Batter plate discipline
Plate discipline is an interesting concept I came across recently, learning more about baseball. Scouts and managers use metrics that measure plate discipline to assess both batters and pitchers.
A batter with plate discipline swings at strikes and takes all else. A strike is a pitch that passes through the strike zone. A ball is a pitch outside the strike zone—but only if the batter does not swing.
Swinging at pitches outside the zone (aka chasing) usually results in weak contact or no contact at all. Additionally, when a batter accumulates four balls (i.e., takes four pitches outside the zone), they get to walk. This means that the batter and all preceding runners on base can advance one base without the risk of an out. Former San Francisco Giants outfielder Barry Bonds holds the record for most walks drawn in MLB history.

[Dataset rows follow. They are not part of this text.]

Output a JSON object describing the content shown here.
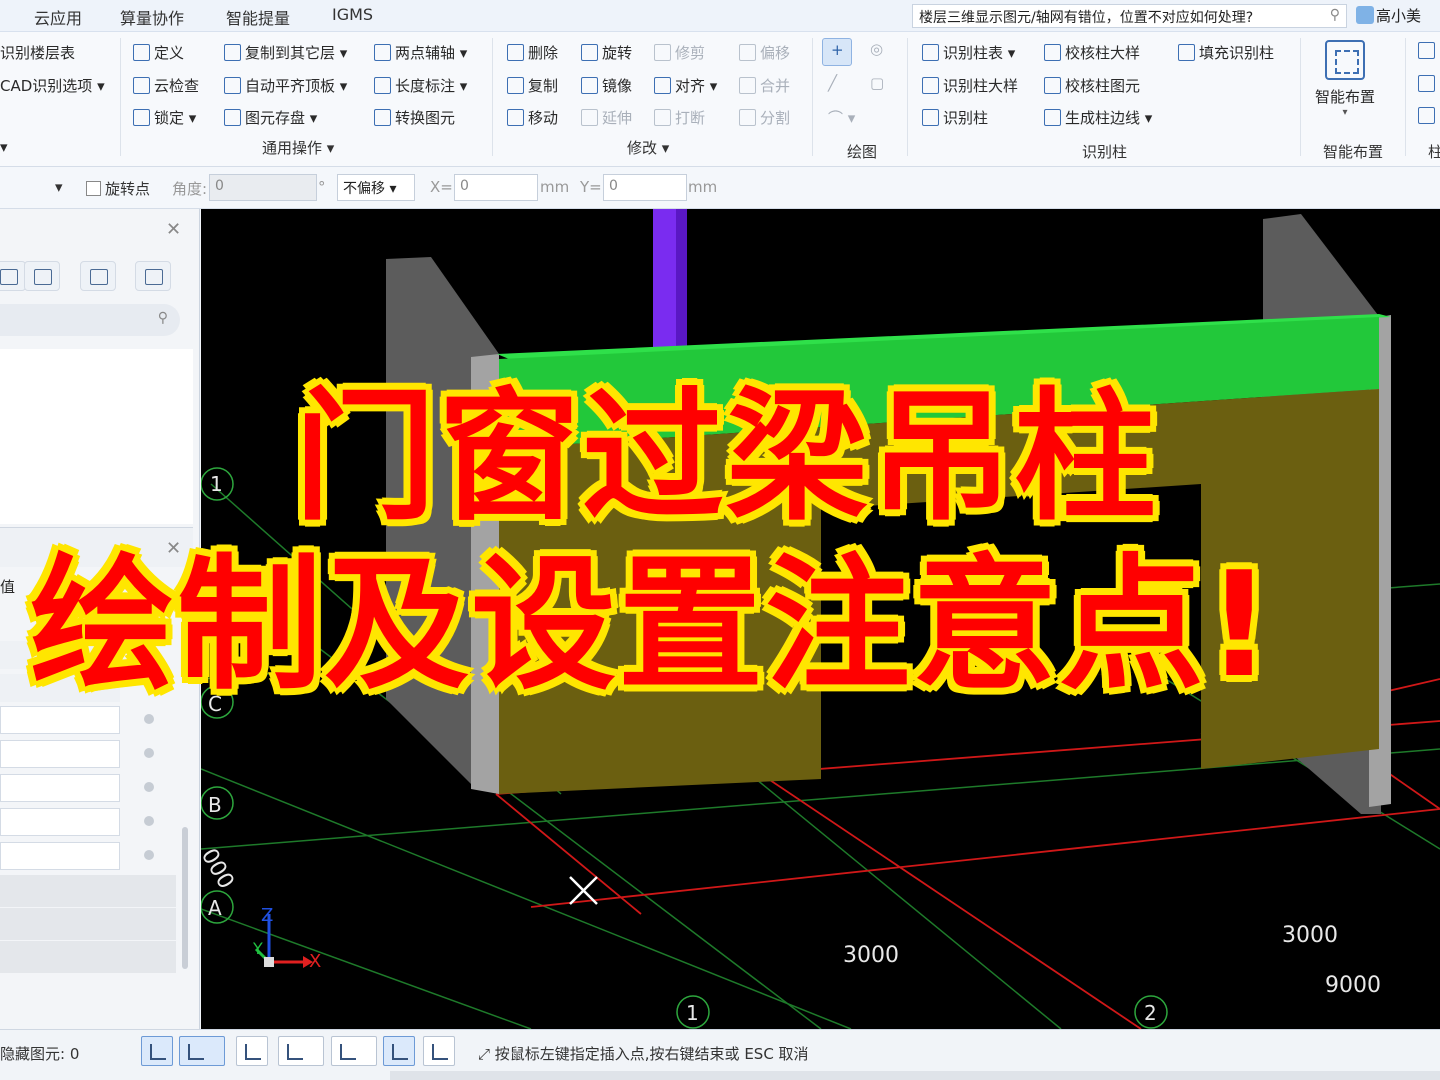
{
  "menubar": {
    "items": [
      "云应用",
      "算量协作",
      "智能提量",
      "IGMS"
    ],
    "help_search": "楼层三维显示图元/轴网有错位，位置不对应如何处理?",
    "user_name": "高小美"
  },
  "ribbon": {
    "col1": [
      "识别楼层表",
      "CAD识别选项"
    ],
    "general": {
      "label": "通用操作",
      "items": [
        "定义",
        "云检查",
        "锁定",
        "复制到其它层",
        "自动平齐顶板",
        "图元存盘",
        "两点辅轴",
        "长度标注",
        "转换图元"
      ]
    },
    "modify": {
      "label": "修改",
      "items": [
        "删除",
        "复制",
        "移动",
        "旋转",
        "镜像",
        "延伸",
        "修剪",
        "对齐",
        "打断",
        "偏移",
        "合并",
        "分割"
      ]
    },
    "draw": {
      "label": "绘图"
    },
    "recognize_column": {
      "label": "识别柱",
      "items": [
        "识别柱表",
        "识别柱大样",
        "识别柱",
        "校核柱大样",
        "校核柱图元",
        "生成柱边线",
        "填充识别柱"
      ]
    },
    "smart_layout": {
      "button": "智能布置",
      "label": "智能布置"
    },
    "last_label": "柱"
  },
  "proptool": {
    "rotate_point": "旋转点",
    "angle_label": "角度:",
    "angle_value": "0",
    "degree": "°",
    "offset_mode": "不偏移",
    "x_label": "X=",
    "x_value": "0",
    "y_label": "Y=",
    "y_value": "0",
    "unit": "mm"
  },
  "leftpanel": {
    "value_header": "值"
  },
  "viewport": {
    "axis_labels": [
      "1",
      "C",
      "B",
      "A",
      "1",
      "2"
    ],
    "dims": [
      "3000",
      "3000",
      "9000",
      "000"
    ],
    "triad": {
      "x": "X",
      "y": "Y",
      "z": "Z"
    },
    "colors": {
      "beam": "#22c83a",
      "column_purple": "#7a2cf0",
      "wall_door": "#6b5f10",
      "wall_gray": "#7a7a7a",
      "grid_red": "#d01818",
      "grid_green": "#1e7a2a"
    }
  },
  "overlay": {
    "line1": "门窗过梁吊柱",
    "line2": "绘制及设置注意点!"
  },
  "statusbar": {
    "hidden_elements": "隐藏图元: 0",
    "hint": "按鼠标左键指定插入点,按右键结束或 ESC 取消"
  }
}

Plate discipline allows a batter to 1) strike out less, 2) see more pitches (increasing the chance of seeing a good pitch), and 3) get on base more consistently (due to walks and better contact with strikes). In 2021, Chicago White Sox catcher Yasmani Grandal achieved the highest on-base percentage ever in a five-game span, without a single hit.

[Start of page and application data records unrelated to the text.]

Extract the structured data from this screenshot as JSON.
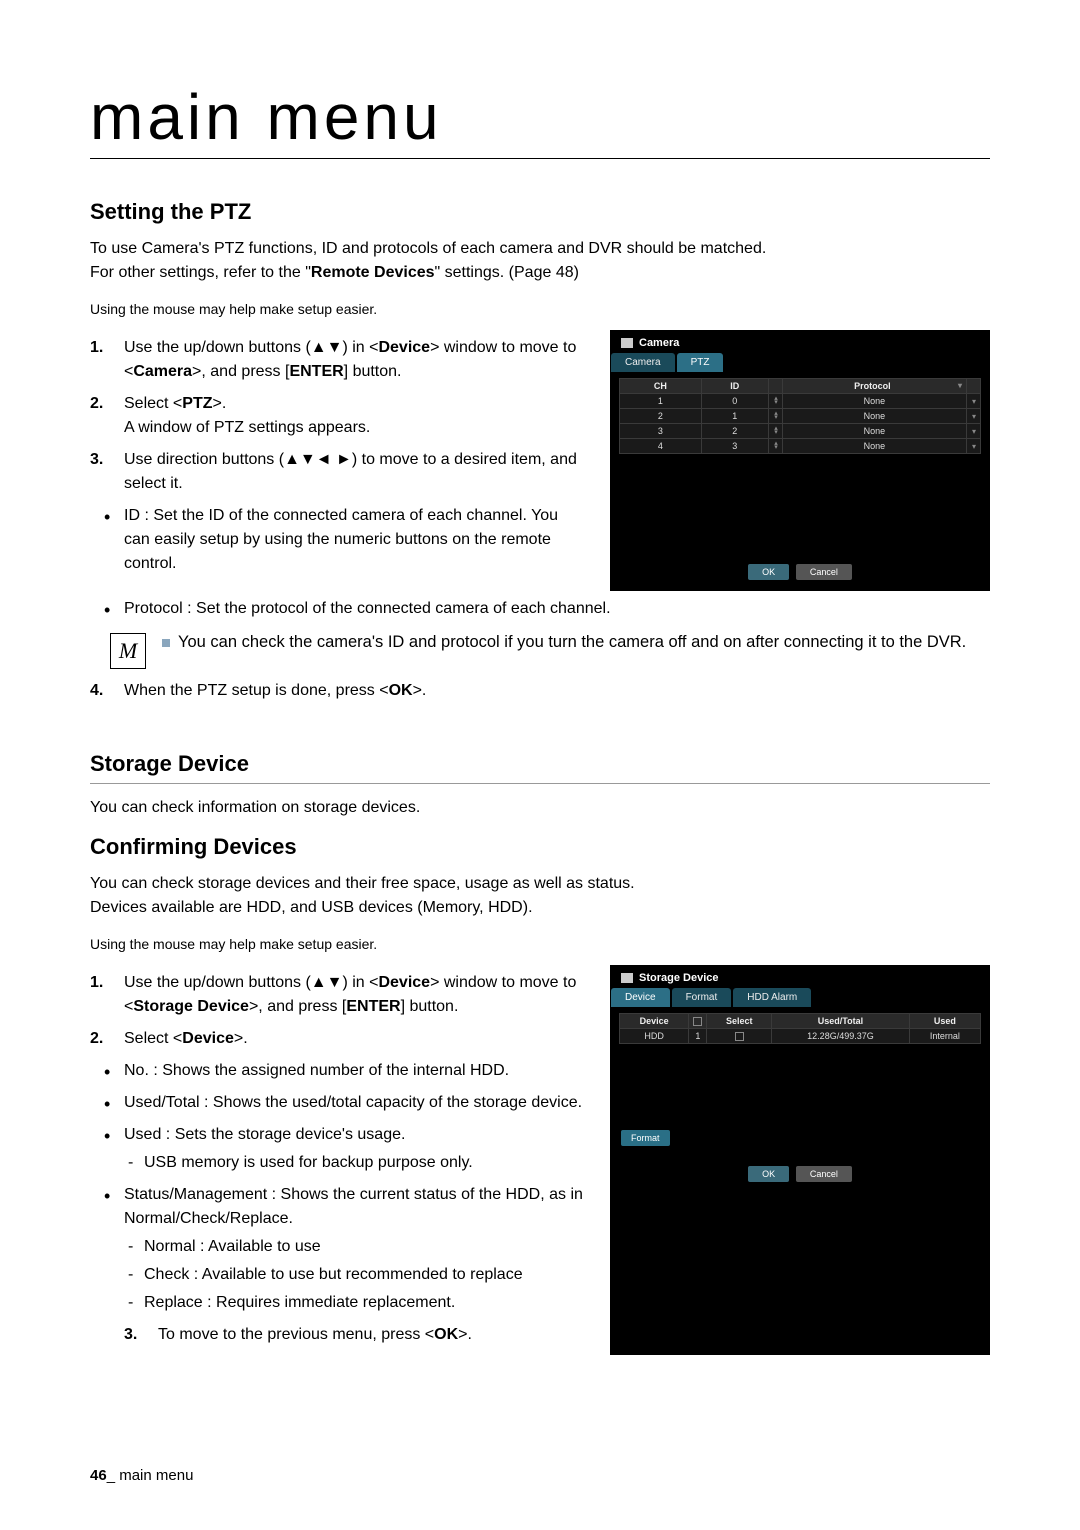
{
  "page": {
    "main_title": "main menu",
    "footer_num": "46",
    "footer_text": "main menu"
  },
  "s1": {
    "heading": "Setting the PTZ",
    "intro1": "To use Camera's PTZ functions, ID and protocols of each camera and DVR should be matched.",
    "intro2_a": "For other settings, refer to the \"",
    "intro2_b": "Remote Devices",
    "intro2_c": "\" settings. (Page 48)",
    "helper": "Using the mouse may help make setup easier.",
    "steps": {
      "s1a": "Use the up/down buttons (▲▼) in <",
      "s1b": "Device",
      "s1c": "> window to move to <",
      "s1d": "Camera",
      "s1e": ">, and press [",
      "s1f": "ENTER",
      "s1g": "] button.",
      "s2a": "Select <",
      "s2b": "PTZ",
      "s2c": ">.",
      "s2d": "A window of PTZ settings appears.",
      "s3": "Use direction buttons (▲▼◄ ►) to move to a desired item, and select it.",
      "b1": "ID : Set the ID of the connected camera of each channel. You can easily setup by using the numeric buttons on the remote control.",
      "b2": "Protocol : Set the protocol of the connected camera of each channel.",
      "note": "You can check the camera's ID and protocol if you turn the camera off and on after connecting it to the DVR.",
      "s4a": "When the PTZ setup is done, press <",
      "s4b": "OK",
      "s4c": ">."
    },
    "n1": "1.",
    "n2": "2.",
    "n3": "3.",
    "n4": "4."
  },
  "dlg1": {
    "title": "Camera",
    "tab1": "Camera",
    "tab2": "PTZ",
    "th_ch": "CH",
    "th_id": "ID",
    "th_proto": "Protocol",
    "rows": [
      {
        "ch": "1",
        "id": "0",
        "proto": "None"
      },
      {
        "ch": "2",
        "id": "1",
        "proto": "None"
      },
      {
        "ch": "3",
        "id": "2",
        "proto": "None"
      },
      {
        "ch": "4",
        "id": "3",
        "proto": "None"
      }
    ],
    "ok": "OK",
    "cancel": "Cancel"
  },
  "s2": {
    "heading": "Storage Device",
    "intro": "You can check information on storage devices.",
    "sub": "Confirming Devices",
    "intro2": "You can check storage devices and their free space, usage as well as status.",
    "intro3": "Devices available are HDD, and USB devices (Memory, HDD).",
    "helper": "Using the mouse may help make setup easier.",
    "steps": {
      "s1a": "Use the up/down buttons (▲▼) in <",
      "s1b": "Device",
      "s1c": "> window to move to <",
      "s1d": "Storage Device",
      "s1e": ">, and press [",
      "s1f": "ENTER",
      "s1g": "] button.",
      "s2a": "Select <",
      "s2b": "Device",
      "s2c": ">.",
      "b1": "No. : Shows the assigned number of the internal HDD.",
      "b2": "Used/Total : Shows the used/total capacity of the storage device.",
      "b3": "Used : Sets the storage device's usage.",
      "b3s": "USB memory is used for backup purpose only.",
      "b4": "Status/Management : Shows the current status of the HDD, as in Normal/Check/Replace.",
      "b4s1": "Normal : Available to use",
      "b4s2": "Check : Available to use but recommended to replace",
      "b4s3": "Replace : Requires immediate replacement.",
      "s3a": "To move to the previous menu, press <",
      "s3b": "OK",
      "s3c": ">."
    },
    "n1": "1.",
    "n2": "2.",
    "n3": "3."
  },
  "dlg2": {
    "title": "Storage Device",
    "tab1": "Device",
    "tab2": "Format",
    "tab3": "HDD Alarm",
    "th_dev": "Device",
    "th_sel": "Select",
    "th_ut": "Used/Total",
    "th_used": "Used",
    "row": {
      "dev": "HDD",
      "no": "1",
      "ut": "12.28G/499.37G",
      "used": "Internal"
    },
    "format": "Format",
    "ok": "OK",
    "cancel": "Cancel"
  },
  "note_icon": "M"
}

This binary decision at bat—along with the many constraints for which a batter must account—presents a good analogy for many real-life decision making scenarios. Plate discipline is about having a good idea of what is needed, and avoiding all other distractions.

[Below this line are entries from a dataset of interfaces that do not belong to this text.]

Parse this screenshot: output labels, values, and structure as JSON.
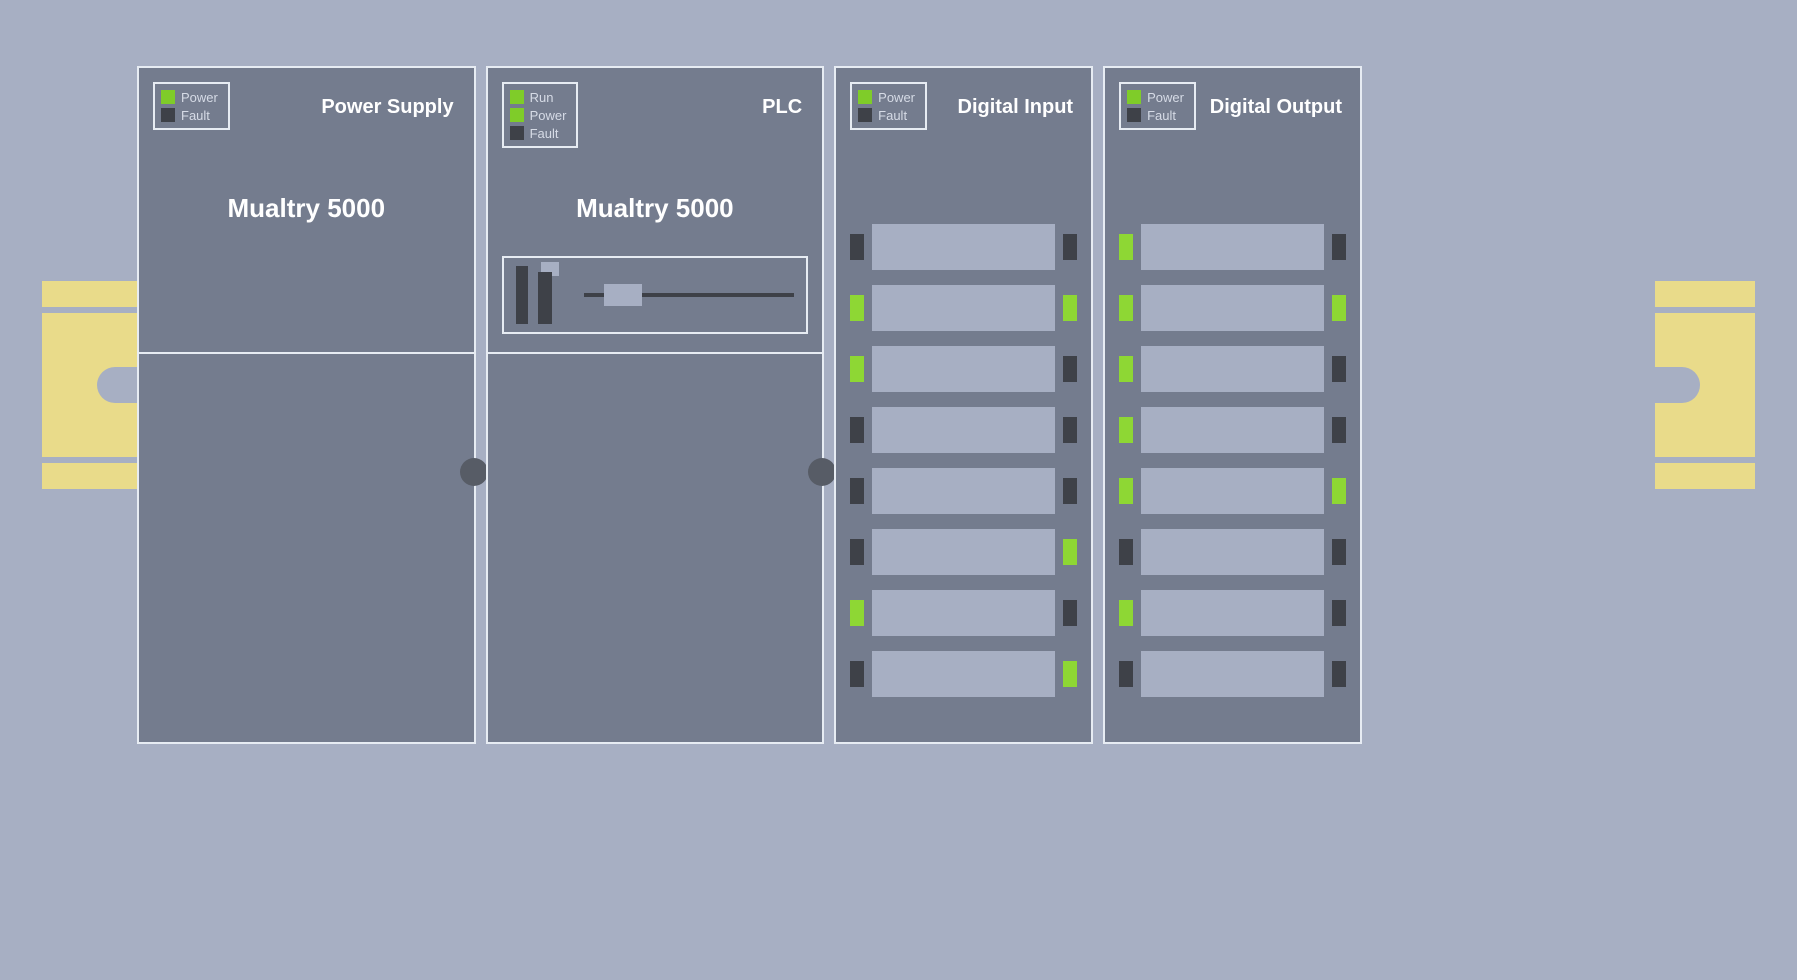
{
  "colors": {
    "background": "#a7afc3",
    "module": "#747c8e",
    "outline": "#e7ecf3",
    "led_on": "#7fcc29",
    "led_off": "#3e4148",
    "channel_on": "#8ed734",
    "bracket": "#e9db8a"
  },
  "modules": {
    "power_supply": {
      "title": "Power Supply",
      "model": "Mualtry 5000",
      "leds": [
        {
          "label": "Power",
          "state": "on"
        },
        {
          "label": "Fault",
          "state": "off"
        }
      ]
    },
    "plc": {
      "title": "PLC",
      "model": "Mualtry 5000",
      "leds": [
        {
          "label": "Run",
          "state": "on"
        },
        {
          "label": "Power",
          "state": "on"
        },
        {
          "label": "Fault",
          "state": "off"
        }
      ]
    },
    "digital_input": {
      "title": "Digital Input",
      "leds": [
        {
          "label": "Power",
          "state": "on"
        },
        {
          "label": "Fault",
          "state": "off"
        }
      ],
      "channels": [
        {
          "left": "off",
          "right": "off"
        },
        {
          "left": "on",
          "right": "on"
        },
        {
          "left": "on",
          "right": "off"
        },
        {
          "left": "off",
          "right": "off"
        },
        {
          "left": "off",
          "right": "off"
        },
        {
          "left": "off",
          "right": "on"
        },
        {
          "left": "on",
          "right": "off"
        },
        {
          "left": "off",
          "right": "on"
        }
      ]
    },
    "digital_output": {
      "title": "Digital Output",
      "leds": [
        {
          "label": "Power",
          "state": "on"
        },
        {
          "label": "Fault",
          "state": "off"
        }
      ],
      "channels": [
        {
          "left": "on",
          "right": "off"
        },
        {
          "left": "on",
          "right": "on"
        },
        {
          "left": "on",
          "right": "off"
        },
        {
          "left": "on",
          "right": "off"
        },
        {
          "left": "on",
          "right": "on"
        },
        {
          "left": "off",
          "right": "off"
        },
        {
          "left": "on",
          "right": "off"
        },
        {
          "left": "off",
          "right": "off"
        }
      ]
    }
  }
}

It takes discipline to take a pitch or decline an investment opportunity when you really need a win. The internal battle is warranted. Because you don’t get infinite time. You don’t get infinite budget. You get three strikes.
Plate discipline doesn’t necessarily improve with age or experience. Additionally, studies show that burnout can lead to worse plate discipline. You don’t automatically become less desperate as you age. You don’t become more patient when you’re exhausted. Yet, no matter how desperately you need that hit, the job, or the deal, you should still avoid swinging at every pitch, answering every call, and accepting every meeting.
Plate discipline is not about being egotistical or proud. It’s about avoiding a pitch that looks like a strike but isn’t; saving resources, to afford the opportunity to hit.
Plate discipline is not about slowing down or doing less. It’s not about leaving the bat on your shoulders. It’s about avoiding superficial work, to make the time, space, and budget to see a good pitch.